- **Records for the exercise**:
****************

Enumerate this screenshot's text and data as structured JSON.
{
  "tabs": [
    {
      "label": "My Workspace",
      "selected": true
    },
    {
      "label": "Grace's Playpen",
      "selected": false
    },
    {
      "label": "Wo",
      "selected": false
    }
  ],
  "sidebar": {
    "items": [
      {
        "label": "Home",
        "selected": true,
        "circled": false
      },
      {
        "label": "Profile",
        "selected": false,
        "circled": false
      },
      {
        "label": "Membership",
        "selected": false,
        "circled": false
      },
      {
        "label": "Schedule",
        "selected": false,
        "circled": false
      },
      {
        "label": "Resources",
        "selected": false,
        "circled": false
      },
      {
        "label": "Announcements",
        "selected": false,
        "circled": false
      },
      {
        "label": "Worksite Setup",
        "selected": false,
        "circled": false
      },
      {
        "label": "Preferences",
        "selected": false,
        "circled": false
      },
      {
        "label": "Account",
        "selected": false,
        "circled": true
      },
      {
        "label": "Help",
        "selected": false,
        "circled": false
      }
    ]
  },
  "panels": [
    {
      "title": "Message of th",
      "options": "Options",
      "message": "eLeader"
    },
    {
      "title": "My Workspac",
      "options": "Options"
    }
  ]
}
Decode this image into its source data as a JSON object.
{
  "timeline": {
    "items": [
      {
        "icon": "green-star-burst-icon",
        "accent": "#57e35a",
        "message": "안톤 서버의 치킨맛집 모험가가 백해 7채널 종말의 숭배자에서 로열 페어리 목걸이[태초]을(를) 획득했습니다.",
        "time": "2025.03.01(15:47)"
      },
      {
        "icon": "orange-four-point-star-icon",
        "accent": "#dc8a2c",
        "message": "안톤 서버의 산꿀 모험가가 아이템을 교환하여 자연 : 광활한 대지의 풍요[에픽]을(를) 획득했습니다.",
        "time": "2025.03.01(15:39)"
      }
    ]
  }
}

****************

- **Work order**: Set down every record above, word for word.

- **Answer below**:
Enumerate this screenshot's text and data as structured JSON.
{
  "tabs": [
    {
      "label": "My Workspace",
      "selected": true
    },
    {
      "label": "Grace's Playpen",
      "selected": false
    },
    {
      "label": "Wo",
      "selected": false
    }
  ],
  "sidebar": {
    "items": [
      {
        "label": "Home",
        "selected": true,
        "circled": false
      },
      {
        "label": "Profile",
        "selected": false,
        "circled": false
      },
      {
        "label": "Membership",
        "selected": false,
        "circled": false
      },
      {
        "label": "Schedule",
        "selected": false,
        "circled": false
      },
      {
        "label": "Resources",
        "selected": false,
        "circled": false
      },
      {
        "label": "Announcements",
        "selected": false,
        "circled": false
      },
      {
        "label": "Worksite Setup",
        "selected": false,
        "circled": false
      },
      {
        "label": "Preferences",
        "selected": false,
        "circled": false
      },
      {
        "label": "Account",
        "selected": false,
        "circled": true
      },
      {
        "label": "Help",
        "selected": false,
        "circled": false
      }
    ]
  },
  "panels": [
    {
      "title": "Message of th",
      "options": "Options",
      "message": "eLeader"
    },
    {
      "title": "My Workspac",
      "options": "Options"
    }
  ]
}
Decode this image into its source data as a JSON object.
{
  "timeline": {
    "items": [
      {
        "icon": "green-star-burst-icon",
        "accent": "#57e35a",
        "message": "안톤 서버의 치킨맛집 모험가가 백해 7채널 종말의 숭배자에서 로열 페어리 목걸이[태초]을(를) 획득했습니다.",
        "time": "2025.03.01(15:47)"
      },
      {
        "icon": "orange-four-point-star-icon",
        "accent": "#dc8a2c",
        "message": "안톤 서버의 산꿀 모험가가 아이템을 교환하여 자연 : 광활한 대지의 풍요[에픽]을(를) 획득했습니다.",
        "time": "2025.03.01(15:39)"
      }
    ]
  }
}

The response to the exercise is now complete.